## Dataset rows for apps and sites
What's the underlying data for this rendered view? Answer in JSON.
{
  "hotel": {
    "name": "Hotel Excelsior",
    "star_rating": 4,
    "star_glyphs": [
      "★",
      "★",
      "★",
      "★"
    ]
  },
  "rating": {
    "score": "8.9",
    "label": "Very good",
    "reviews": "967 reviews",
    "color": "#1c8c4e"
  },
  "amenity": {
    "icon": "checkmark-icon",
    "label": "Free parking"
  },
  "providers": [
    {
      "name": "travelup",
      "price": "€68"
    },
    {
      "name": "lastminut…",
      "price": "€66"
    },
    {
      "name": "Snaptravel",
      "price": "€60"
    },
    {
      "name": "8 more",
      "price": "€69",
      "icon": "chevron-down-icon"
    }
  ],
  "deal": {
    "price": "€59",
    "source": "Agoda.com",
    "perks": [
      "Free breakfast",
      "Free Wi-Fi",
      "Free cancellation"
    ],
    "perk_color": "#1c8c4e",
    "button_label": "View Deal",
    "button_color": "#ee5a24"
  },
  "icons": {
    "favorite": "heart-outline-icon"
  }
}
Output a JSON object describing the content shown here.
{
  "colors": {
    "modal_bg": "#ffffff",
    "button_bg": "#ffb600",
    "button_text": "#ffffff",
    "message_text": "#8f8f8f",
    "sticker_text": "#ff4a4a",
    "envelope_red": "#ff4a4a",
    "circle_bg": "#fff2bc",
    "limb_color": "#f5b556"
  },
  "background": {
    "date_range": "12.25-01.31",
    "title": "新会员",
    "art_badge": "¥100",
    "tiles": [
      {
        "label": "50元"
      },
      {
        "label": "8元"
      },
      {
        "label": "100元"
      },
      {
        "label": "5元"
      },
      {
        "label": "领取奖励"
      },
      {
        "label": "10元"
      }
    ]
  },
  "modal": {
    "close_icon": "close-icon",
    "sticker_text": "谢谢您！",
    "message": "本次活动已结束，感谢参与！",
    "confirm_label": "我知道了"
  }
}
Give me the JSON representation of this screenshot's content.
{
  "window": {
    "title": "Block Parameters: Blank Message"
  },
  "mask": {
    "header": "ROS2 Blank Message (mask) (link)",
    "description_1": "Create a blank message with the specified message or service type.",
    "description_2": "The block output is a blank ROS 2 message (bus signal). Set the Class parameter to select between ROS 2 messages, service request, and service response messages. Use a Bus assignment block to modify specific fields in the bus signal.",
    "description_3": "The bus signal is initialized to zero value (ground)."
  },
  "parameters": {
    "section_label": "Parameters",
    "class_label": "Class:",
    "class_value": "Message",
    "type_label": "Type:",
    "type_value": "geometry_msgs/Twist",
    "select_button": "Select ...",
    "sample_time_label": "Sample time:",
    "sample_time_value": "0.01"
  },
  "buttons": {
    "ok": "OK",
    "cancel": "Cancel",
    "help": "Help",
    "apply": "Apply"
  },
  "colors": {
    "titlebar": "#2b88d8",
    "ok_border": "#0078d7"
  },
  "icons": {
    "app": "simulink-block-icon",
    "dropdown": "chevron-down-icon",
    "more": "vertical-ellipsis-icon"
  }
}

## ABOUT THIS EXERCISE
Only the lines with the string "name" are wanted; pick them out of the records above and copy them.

## RESPONSE TO THIS EXERCISE
    "name": "Hotel Excelsior",
      "name": "travelup",
      "name": "lastminut…",
      "name": "Snaptravel",
      "name": "8 more",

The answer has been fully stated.